THE TASK:
Within the entries that follow, show each line where the word "Canvas" occurs.

(MATERIAL SHOWN)

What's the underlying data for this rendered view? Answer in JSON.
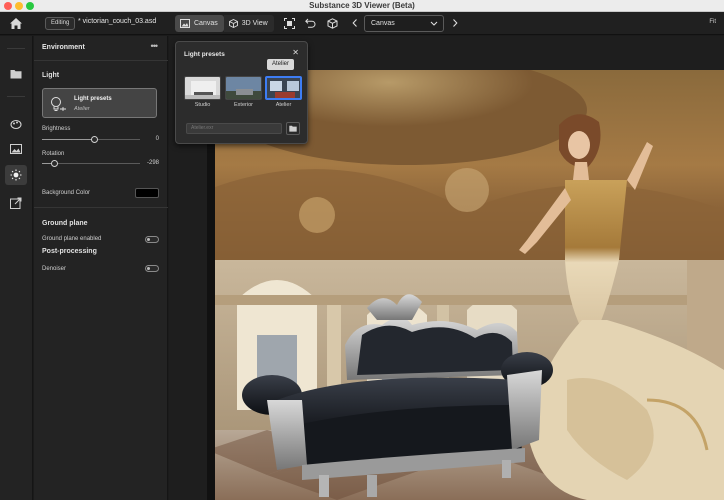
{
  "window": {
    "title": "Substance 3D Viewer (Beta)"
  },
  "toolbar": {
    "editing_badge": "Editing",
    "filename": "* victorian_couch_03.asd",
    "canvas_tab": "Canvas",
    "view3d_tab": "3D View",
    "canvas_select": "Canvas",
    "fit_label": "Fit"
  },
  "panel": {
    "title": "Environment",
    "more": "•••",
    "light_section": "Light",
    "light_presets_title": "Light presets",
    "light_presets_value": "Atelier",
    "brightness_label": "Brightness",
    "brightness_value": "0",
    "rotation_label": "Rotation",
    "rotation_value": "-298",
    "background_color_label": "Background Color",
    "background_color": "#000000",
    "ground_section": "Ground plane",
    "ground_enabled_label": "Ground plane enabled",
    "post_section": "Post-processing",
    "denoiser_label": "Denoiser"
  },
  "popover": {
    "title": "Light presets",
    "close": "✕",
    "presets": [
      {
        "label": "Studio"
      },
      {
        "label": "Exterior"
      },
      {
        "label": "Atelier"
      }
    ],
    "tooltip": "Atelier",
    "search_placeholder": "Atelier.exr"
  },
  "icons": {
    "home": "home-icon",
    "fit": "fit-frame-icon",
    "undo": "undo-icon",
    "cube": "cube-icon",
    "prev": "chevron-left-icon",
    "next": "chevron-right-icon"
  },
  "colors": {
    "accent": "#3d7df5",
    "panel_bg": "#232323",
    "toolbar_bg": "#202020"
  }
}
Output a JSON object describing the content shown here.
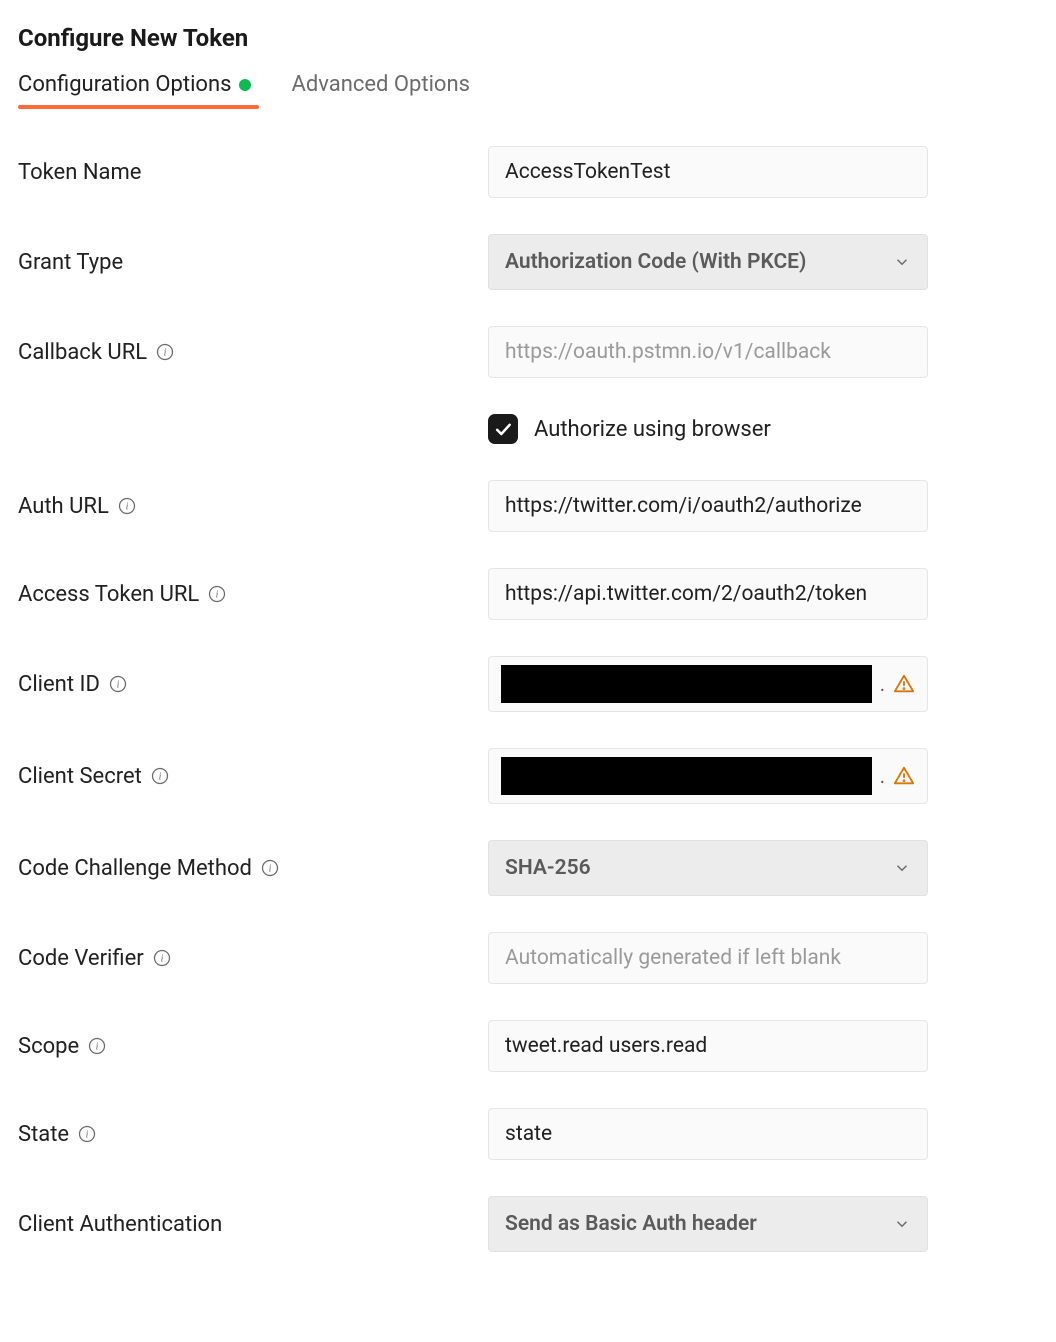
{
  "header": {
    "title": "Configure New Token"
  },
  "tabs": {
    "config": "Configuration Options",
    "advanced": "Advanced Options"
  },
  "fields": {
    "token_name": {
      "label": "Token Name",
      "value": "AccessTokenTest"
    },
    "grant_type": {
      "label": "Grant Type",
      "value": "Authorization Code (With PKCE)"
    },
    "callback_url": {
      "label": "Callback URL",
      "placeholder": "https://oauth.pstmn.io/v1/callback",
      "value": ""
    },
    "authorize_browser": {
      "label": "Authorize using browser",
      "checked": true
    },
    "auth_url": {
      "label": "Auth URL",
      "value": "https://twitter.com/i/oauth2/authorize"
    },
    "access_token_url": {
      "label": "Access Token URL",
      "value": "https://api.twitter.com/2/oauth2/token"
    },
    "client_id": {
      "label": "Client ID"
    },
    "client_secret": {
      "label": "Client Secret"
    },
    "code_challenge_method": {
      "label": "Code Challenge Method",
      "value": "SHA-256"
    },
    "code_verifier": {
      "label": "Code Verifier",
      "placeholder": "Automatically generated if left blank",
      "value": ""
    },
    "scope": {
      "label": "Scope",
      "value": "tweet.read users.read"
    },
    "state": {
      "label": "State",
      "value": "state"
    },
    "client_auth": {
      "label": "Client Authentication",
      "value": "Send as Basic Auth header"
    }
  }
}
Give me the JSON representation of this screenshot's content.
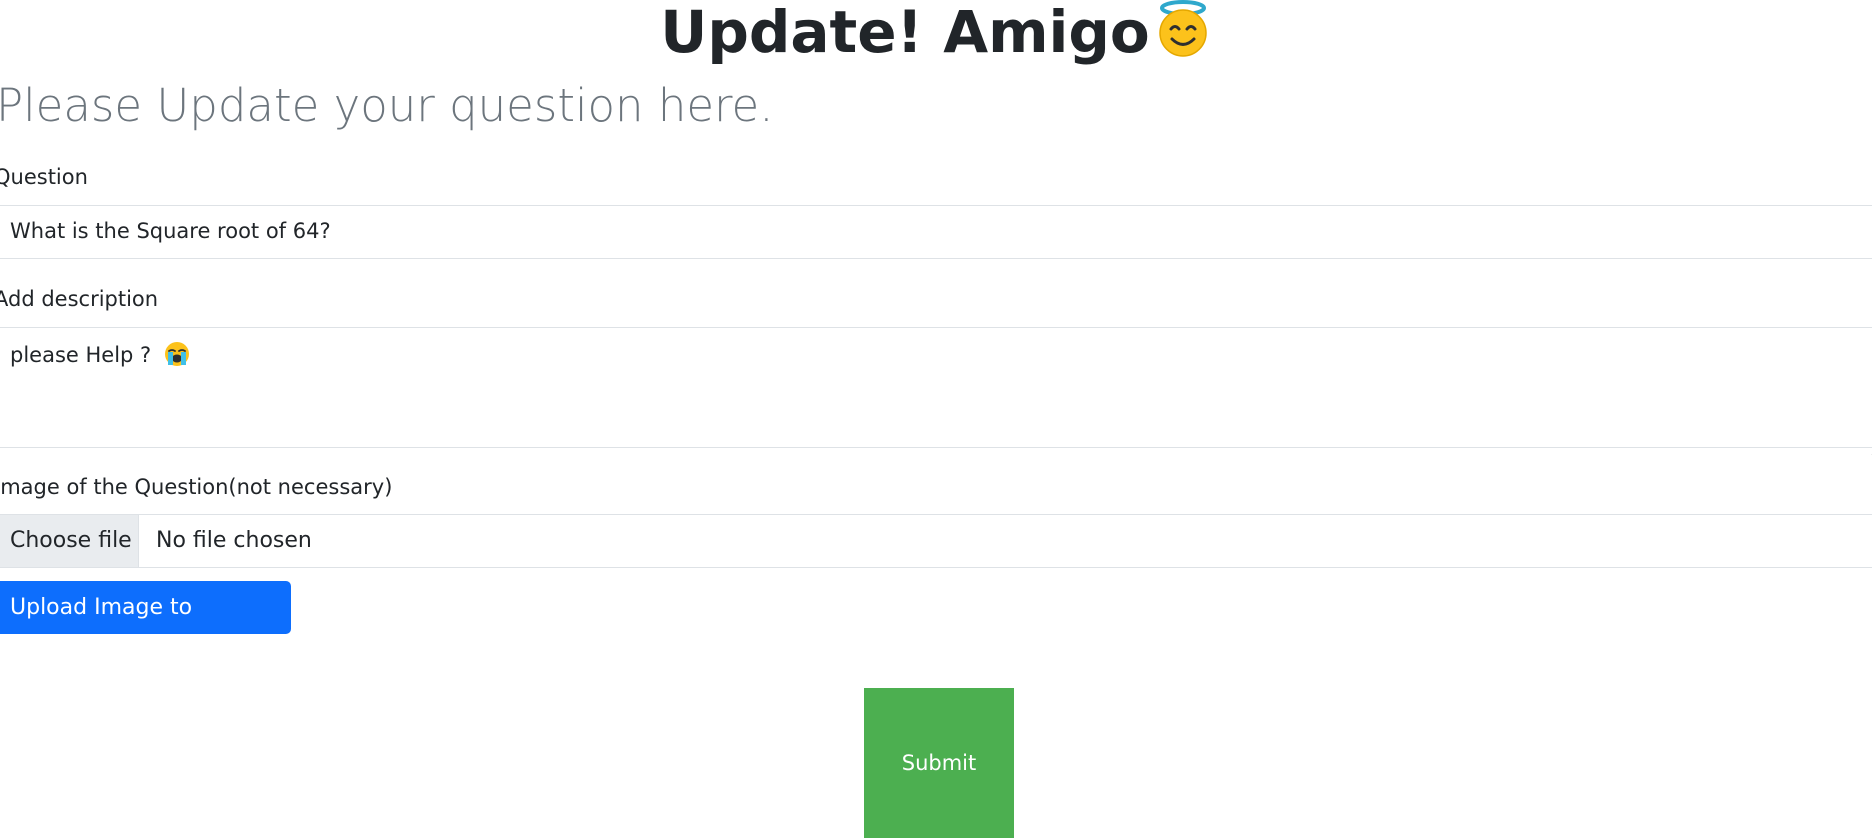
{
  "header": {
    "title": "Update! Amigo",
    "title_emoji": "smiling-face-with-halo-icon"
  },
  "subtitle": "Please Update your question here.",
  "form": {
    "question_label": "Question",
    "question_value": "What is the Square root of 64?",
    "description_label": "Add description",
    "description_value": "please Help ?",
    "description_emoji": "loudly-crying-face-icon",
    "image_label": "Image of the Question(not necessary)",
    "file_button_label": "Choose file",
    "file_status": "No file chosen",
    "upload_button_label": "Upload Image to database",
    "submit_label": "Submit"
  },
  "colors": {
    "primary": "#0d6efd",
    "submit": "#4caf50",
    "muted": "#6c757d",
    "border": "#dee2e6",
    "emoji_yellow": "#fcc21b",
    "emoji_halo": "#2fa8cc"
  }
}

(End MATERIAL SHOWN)

TASK OUTPUT:
    "canvas_tab": "Canvas",
    "canvas_select": "Canvas",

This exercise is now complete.